IN December, 1763, occurs one of the first of those outbursts of mob fury which have since become so common in American history and which, nearly always directed against the weak and unprotected, have so often grown into wholesale exhibitions of cowardice and bestiality.
The Indians of Pennsylvania, fired by rum and made cunning by contact with the white man, are for the most part a desperate lot, but among them are harmless tribes living in entire amity with the peaceful Quakers and Moravians. Among them is the remnant of a tribe of Conestogas living near Lancaster. There are only twenty of them, men, women and children. Early one morning a mounted band known as "the Paxton boys" surrounds their village and sets fire to it. Only six Indians are found at home. These are butchered.
Here and there a horrified protest is made, but most of the inhabitants approve the deed. Religious circles are silent when not openly commendatory. The authorities do nothing. However, the Lancaster magistrates collect the fourteen unbutchered Indians into the workhouse.
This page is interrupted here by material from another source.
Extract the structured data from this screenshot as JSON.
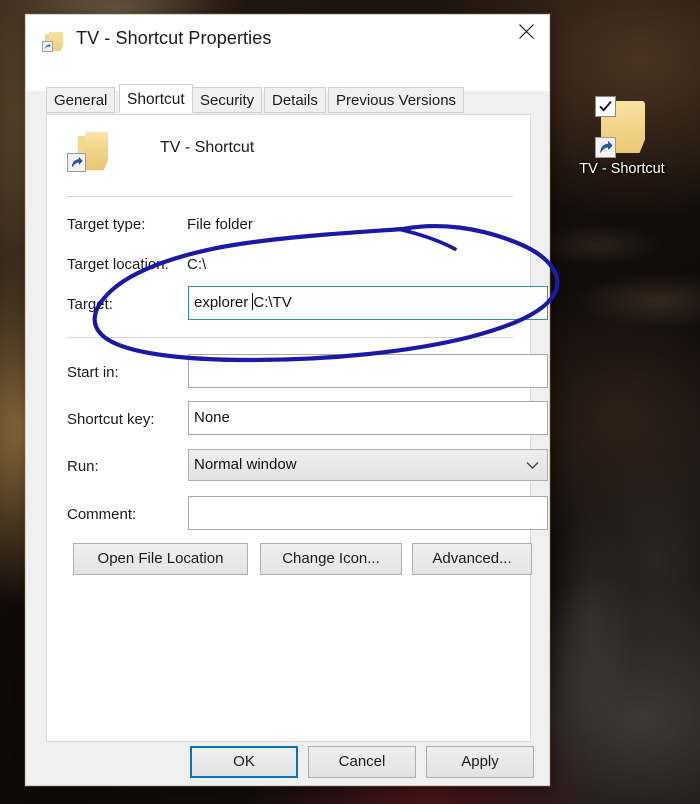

The Paxton boys return to the blood-feast. A hundred of them break into the workhouse and slaughter the women and children as well as the men, carefully detaching their scalps in order to collect the provincial bounty.
The perpetrators are never found, never molested. The deed is regarded as an incident in a necessary and holy cru-